Those 15.6MM hours of data and eyeballs are a really valuable asset. An ad-supported model would be silly, but an obvious, albeit smallish, opportunity would be various endemic branding opportunities - the clothing, the hydration, the connected devices, etc. How much might that be worth? My best estimate is that each branding opportunity is probably worth ~$500K at the moment. For example, here’s how a sponsoring company might think about pricing the opportunity:
- 200K riders x 4% expected conversion rate = 8,000 new customers
- $200 CLV * 8,000 = $1.6MM
- CAC:CLV ratio 30% = $480K
Given category exclusivity and the high-end user base, likely a brand would pay a premium, but still, compared to Peloton’s $150MM revenue run rate, brand partnerships, although a nice little earner, wouldn’t seem to be material to the value of the business for now.
At the moment, Peloton has a few yoga classes in its digital library, but yoga lacks some of the characteristics of the core Peloton experience that make it what it is - no stats and no competition. Further, it’s simply harder for an average person to relate to yoga in a way that we all can to a bike - an activity most of learn as kids.
However, perhaps that’s just my own bias discounting this opportunity. After all, there are reportedly 20.4MM people in the U.S. practicing yoga, spending over $10B annually. Could there be a sizeable enough space carved out for live-streaming, instructor-led yoga classes? I’m sure lots of people might be willing to give yoga a shot from the comfort and security of their own home.
Crossfit is perhaps another such opportunity, but the varied nature of the equipment needed may prove too big a barrier for most. Martial arts? Boxing? Dance? What else? Perhaps non-sporting activities such as cooking? Live and on-demand, in-home, healthy cooking classes?

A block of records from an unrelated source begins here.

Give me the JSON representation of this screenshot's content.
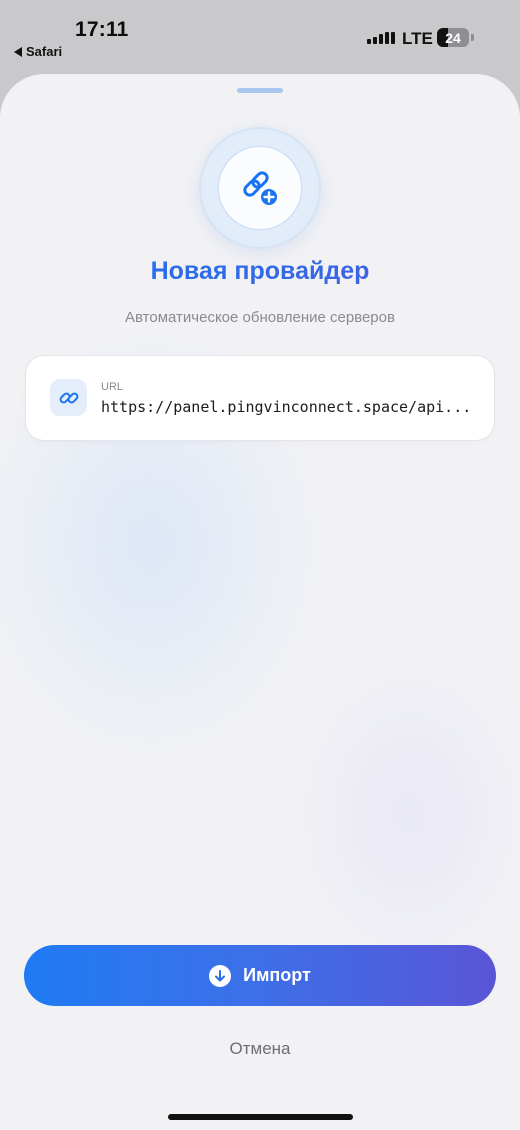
{
  "status_bar": {
    "time": "17:11",
    "back_app": "Safari",
    "carrier": "LTE",
    "battery": "24"
  },
  "sheet": {
    "title": "Новая провайдер",
    "subtitle": "Автоматическое обновление серверов",
    "url_field": {
      "label": "URL",
      "value": "https://panel.pingvinconnect.space/api..."
    },
    "import_label": "Импорт",
    "cancel_label": "Отмена"
  },
  "colors": {
    "accent": "#1a73f0",
    "accent_end": "#5a55d6",
    "sheet_bg": "#f2f2f5",
    "muted_text": "#8a8a90"
  },
  "icons": {
    "header": "link-plus-icon",
    "url": "link-icon",
    "import": "download-arrow-icon"
  }
}
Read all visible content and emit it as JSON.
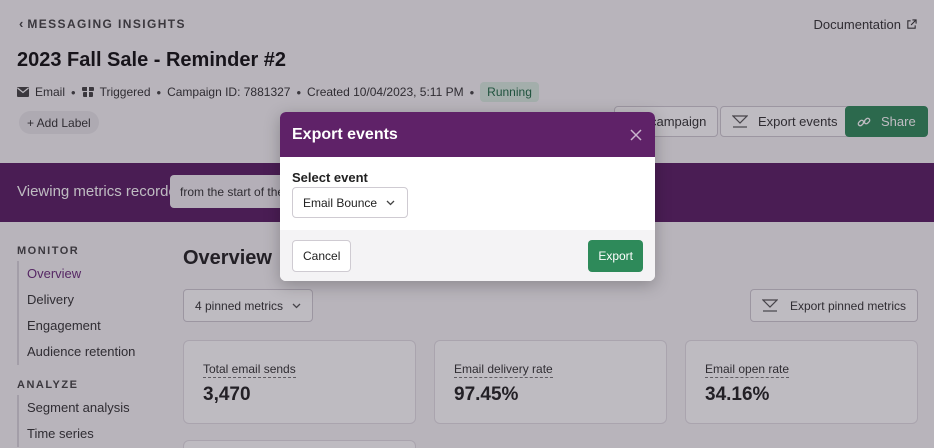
{
  "header": {
    "back_label": "MESSAGING INSIGHTS",
    "docs_label": "Documentation",
    "title": "2023 Fall Sale - Reminder #2",
    "meta": {
      "channel": "Email",
      "trigger": "Triggered",
      "campaign_id": "Campaign ID: 7881327",
      "created": "Created 10/04/2023, 5:11 PM",
      "status": "Running"
    },
    "add_label": "+ Add Label",
    "buttons": {
      "campaign": "campaign",
      "export_events": "Export events",
      "share": "Share"
    }
  },
  "band": {
    "label": "Viewing metrics recorded",
    "select_value": "from the start of the"
  },
  "sidebar": {
    "sections": [
      {
        "title": "MONITOR",
        "items": [
          "Overview",
          "Delivery",
          "Engagement",
          "Audience retention"
        ]
      },
      {
        "title": "ANALYZE",
        "items": [
          "Segment analysis",
          "Time series"
        ]
      }
    ]
  },
  "main": {
    "title": "Overview",
    "pinned_select": "4 pinned metrics",
    "export_pinned": "Export pinned metrics",
    "cards": [
      {
        "label": "Total email sends",
        "value": "3,470"
      },
      {
        "label": "Email delivery rate",
        "value": "97.45%"
      },
      {
        "label": "Email open rate",
        "value": "34.16%"
      }
    ]
  },
  "modal": {
    "title": "Export events",
    "field_label": "Select event",
    "select_value": "Email Bounce",
    "cancel": "Cancel",
    "export": "Export"
  },
  "colors": {
    "brand_purple": "#5f2268",
    "accent_green": "#2e8a5a",
    "running_badge_bg": "#d8ece0"
  }
}
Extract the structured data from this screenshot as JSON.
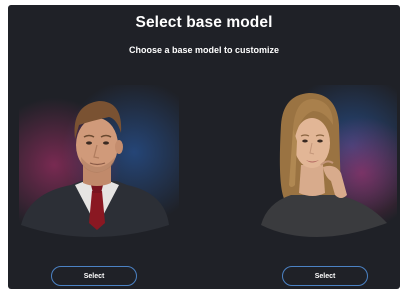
{
  "header": {
    "title": "Select base model",
    "subtitle": "Choose a base model to customize"
  },
  "models": [
    {
      "id": "male",
      "select_label": "Select"
    },
    {
      "id": "female",
      "select_label": "Select"
    }
  ],
  "colors": {
    "background": "#1f2127",
    "button_border": "#4b82c4",
    "glow_blue": "#2a63b8",
    "glow_pink": "#b4306e"
  }
}
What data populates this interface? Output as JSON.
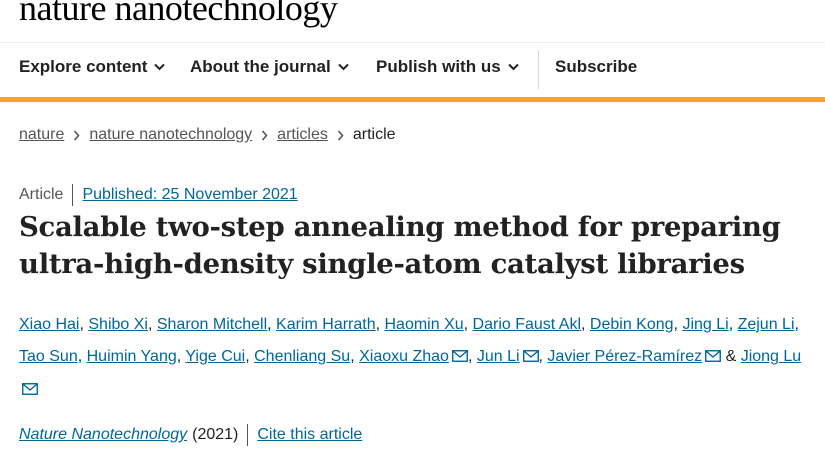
{
  "brand": {
    "name": "nature nanotechnology"
  },
  "nav": {
    "items": [
      {
        "label": "Explore content",
        "icon": "chevron-down-icon"
      },
      {
        "label": "About the journal",
        "icon": "chevron-down-icon"
      },
      {
        "label": "Publish with us",
        "icon": "chevron-down-icon"
      }
    ],
    "subscribe": "Subscribe",
    "accent_color": "#f5a623"
  },
  "breadcrumb": {
    "items": [
      "nature",
      "nature nanotechnology",
      "articles"
    ],
    "current": "article"
  },
  "article": {
    "type": "Article",
    "published": "Published: 25 November 2021",
    "title": "Scalable two-step annealing method for preparing ultra-high-density single-atom catalyst libraries",
    "authors": [
      "Xiao Hai",
      "Shibo Xi",
      "Sharon Mitchell",
      "Karim Harrath",
      "Haomin Xu",
      "Dario Faust Akl",
      "Debin Kong",
      "Jing Li",
      "Zejun Li",
      "Tao Sun",
      "Huimin Yang",
      "Yige Cui",
      "Chenliang Su",
      "Xiaoxu Zhao",
      "Jun Li",
      "Javier Pérez-Ramírez",
      "Jiong Lu"
    ],
    "ampersand": "&",
    "journal": "Nature Nanotechnology",
    "year": "(2021)",
    "cite_label": "Cite this article",
    "link_color": "#006699"
  }
}
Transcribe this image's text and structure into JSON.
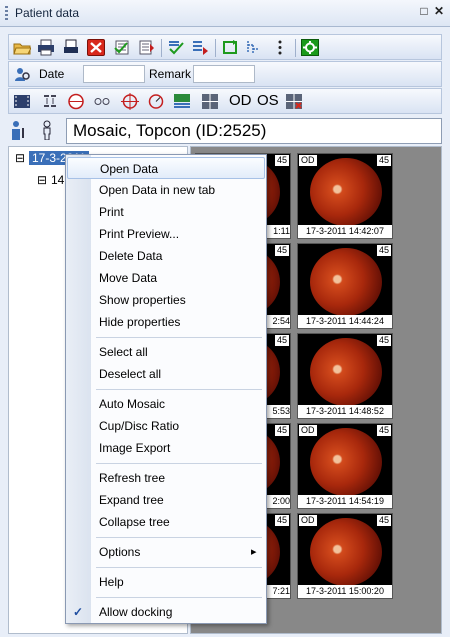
{
  "window": {
    "title": "Patient data",
    "pin_glyph": "□",
    "close_glyph": "✕"
  },
  "search": {
    "date_label": "Date",
    "date_value": "",
    "remark_label": "Remark",
    "remark_value": ""
  },
  "patient": {
    "name_display": "Mosaic, Topcon  (ID:2525)"
  },
  "tree": {
    "root_label": "17-3-2011",
    "child_label": "14",
    "expand_glyph": "⊟"
  },
  "toolbar3": {
    "od_label": "OD",
    "os_label": "OS"
  },
  "thumbnails": [
    {
      "eye": "OD",
      "angle": "45",
      "caption": "17-3-2011 14:42:07"
    },
    {
      "eye": "",
      "angle": "45",
      "caption": "17-3-2011 14:44:24"
    },
    {
      "eye": "",
      "angle": "45",
      "caption": "17-3-2011 14:48:52"
    },
    {
      "eye": "OD",
      "angle": "45",
      "caption": "17-3-2011 14:54:19"
    },
    {
      "eye": "OD",
      "angle": "45",
      "caption": "17-3-2011 15:00:20"
    }
  ],
  "hidden_thumb_captions": [
    "1:11",
    "2:54",
    "5:53",
    "2:00",
    "7:21"
  ],
  "hidden_thumb_angle": "45",
  "context_menu": {
    "items": [
      {
        "label": "Open Data"
      },
      {
        "label": "Open Data in new tab"
      },
      {
        "label": "Print"
      },
      {
        "label": "Print Preview..."
      },
      {
        "label": "Delete Data"
      },
      {
        "label": "Move Data"
      },
      {
        "label": "Show properties"
      },
      {
        "label": "Hide properties"
      },
      {
        "label": "Select all"
      },
      {
        "label": "Deselect all"
      },
      {
        "label": "Auto Mosaic"
      },
      {
        "label": "Cup/Disc Ratio"
      },
      {
        "label": "Image Export"
      },
      {
        "label": "Refresh tree"
      },
      {
        "label": "Expand tree"
      },
      {
        "label": "Collapse tree"
      },
      {
        "label": "Options",
        "submenu_glyph": "▸"
      },
      {
        "label": "Help"
      },
      {
        "label": "Allow docking",
        "check_glyph": "✓"
      }
    ]
  },
  "colors": {
    "accent": "#3a6fb8",
    "close_red": "#d8281c",
    "settings_green": "#1a9a1a"
  },
  "icons": {
    "toolbar1": [
      "open-folder-icon",
      "print-icon",
      "print-preview-icon",
      "delete-icon",
      "select-check-icon",
      "export-icon",
      "check-arrow-icon",
      "move-icon",
      "refresh-icon",
      "tree-icon",
      "more-icon",
      "settings-icon"
    ],
    "toolbar3": [
      "video-icon",
      "alignment-icon",
      "disc-icon",
      "eyes-icon",
      "target-icon",
      "focus-icon",
      "layers-icon",
      "grid-icon"
    ]
  }
}
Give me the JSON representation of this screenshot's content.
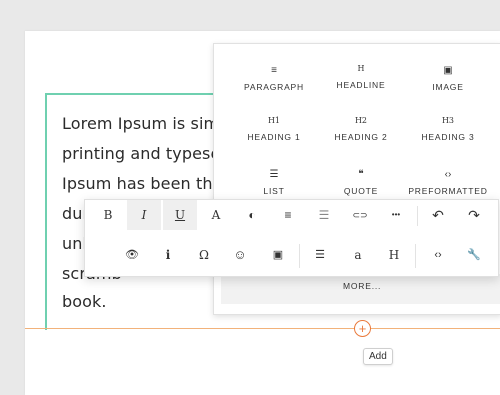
{
  "editor": {
    "text_lines": [
      "Lorem Ipsum is simply",
      "printing and typesetti",
      "Ipsum has been the",
      "dur",
      "unkno",
      "scramb",
      "book."
    ]
  },
  "paragraph_format_menu": {
    "items": [
      {
        "icon": "≡",
        "label": "PARAGRAPH"
      },
      {
        "icon": "H",
        "label": "HEADLINE"
      },
      {
        "icon": "▣",
        "label": "IMAGE"
      },
      {
        "icon": "H1",
        "label": "HEADING 1"
      },
      {
        "icon": "H2",
        "label": "HEADING 2"
      },
      {
        "icon": "H3",
        "label": "HEADING 3"
      },
      {
        "icon": "☰",
        "label": "LIST"
      },
      {
        "icon": "❝",
        "label": "QUOTE"
      },
      {
        "icon": "‹›",
        "label": "PREFORMATTED"
      }
    ],
    "more_label": "MORE..."
  },
  "toolbar": {
    "row1": [
      {
        "name": "bold-button",
        "glyph": "B"
      },
      {
        "name": "italic-button",
        "glyph": "I"
      },
      {
        "name": "underline-button",
        "glyph": "U"
      },
      {
        "name": "font-button",
        "glyph": "A"
      },
      {
        "name": "contrast-icon",
        "glyph": "◐"
      },
      {
        "name": "align-icon",
        "glyph": "≡"
      },
      {
        "name": "horizontal-rule-icon",
        "glyph": "☰"
      },
      {
        "name": "link-icon",
        "glyph": "⊂⊃"
      },
      {
        "name": "more-icon",
        "glyph": "•••"
      },
      {
        "name": "undo-icon",
        "glyph": "↶"
      },
      {
        "name": "redo-icon",
        "glyph": "↷"
      }
    ],
    "row2": [
      {
        "name": "preview-icon",
        "glyph": "👁"
      },
      {
        "name": "info-icon",
        "glyph": "i"
      },
      {
        "name": "special-char-icon",
        "glyph": "Ω"
      },
      {
        "name": "emoji-icon",
        "glyph": "☺"
      },
      {
        "name": "image-icon",
        "glyph": "▣"
      },
      {
        "name": "list-icon",
        "glyph": "☰"
      },
      {
        "name": "lowercase-icon",
        "glyph": "a"
      },
      {
        "name": "heading-icon",
        "glyph": "H"
      },
      {
        "name": "code-icon",
        "glyph": "‹›"
      },
      {
        "name": "wrench-icon",
        "glyph": "🔧"
      }
    ]
  },
  "add": {
    "button_glyph": "+",
    "tooltip": "Add"
  },
  "colors": {
    "block_border": "#6fd0b0",
    "add_accent": "#ea7a3c"
  }
}
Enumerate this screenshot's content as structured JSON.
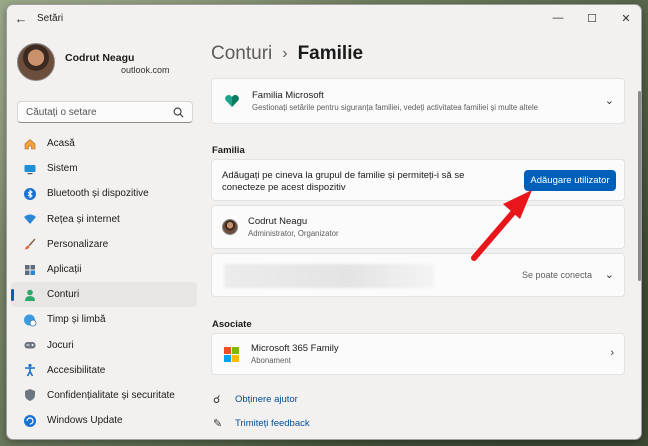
{
  "window": {
    "title": "Setări"
  },
  "profile": {
    "name": "Codrut Neagu",
    "email": "outlook.com"
  },
  "search": {
    "placeholder": "Căutați o setare"
  },
  "nav": [
    {
      "label": "Acasă",
      "icon": "home-icon"
    },
    {
      "label": "Sistem",
      "icon": "monitor-icon"
    },
    {
      "label": "Bluetooth și dispozitive",
      "icon": "bluetooth-icon"
    },
    {
      "label": "Rețea și internet",
      "icon": "wifi-icon"
    },
    {
      "label": "Personalizare",
      "icon": "brush-icon"
    },
    {
      "label": "Aplicații",
      "icon": "apps-icon"
    },
    {
      "label": "Conturi",
      "icon": "person-icon",
      "active": true
    },
    {
      "label": "Timp și limbă",
      "icon": "globe-clock-icon"
    },
    {
      "label": "Jocuri",
      "icon": "gamepad-icon"
    },
    {
      "label": "Accesibilitate",
      "icon": "accessibility-icon"
    },
    {
      "label": "Confidențialitate și securitate",
      "icon": "shield-icon"
    },
    {
      "label": "Windows Update",
      "icon": "update-icon"
    }
  ],
  "breadcrumb": {
    "parent": "Conturi",
    "current": "Familie"
  },
  "family_app": {
    "title": "Familia Microsoft",
    "subtitle": "Gestionați setările pentru siguranța familiei, vedeți activitatea familiei și multe altele"
  },
  "family": {
    "heading": "Familia",
    "add_text": "Adăugați pe cineva la grupul de familie și permiteți-i să se conecteze pe acest dispozitiv",
    "add_button": "Adăugare utilizator",
    "members": [
      {
        "name": "Codrut Neagu",
        "role": "Administrator, Organizator"
      }
    ],
    "hidden_member_status": "Se poate conecta"
  },
  "associated": {
    "heading": "Asociate",
    "title": "Microsoft 365 Family",
    "subtitle": "Abonament"
  },
  "links": {
    "help": "Obținere ajutor",
    "feedback": "Trimiteți feedback"
  },
  "colors": {
    "accent": "#005fb8",
    "arrow": "#e8151b"
  }
}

With so much data on each user’s fitness habits and the strong Peloton brand, this would seem to be a fertile space to explore. How many of the current 200K users would trust Peloton to engage in a personalized training program? We live in the over-played days of, “Uber for x” but life coaching in the U.S. is an estimated $1B industry and it’s highly fragmented, with over 12K firms in existence in the U.S. Similarly, as of 2014, there were 279K fitness trainers in the U.S. As Peloton refines its live and on-demand streaming service, expands its library of fitness content, and uses its rider data to baseline users and provide personalized, fitness recommendations, this could serve as a logical jumping off point for Peloton to create a marketplace for certified personal trainers and coaches.
Ok, time to get back on the bike!!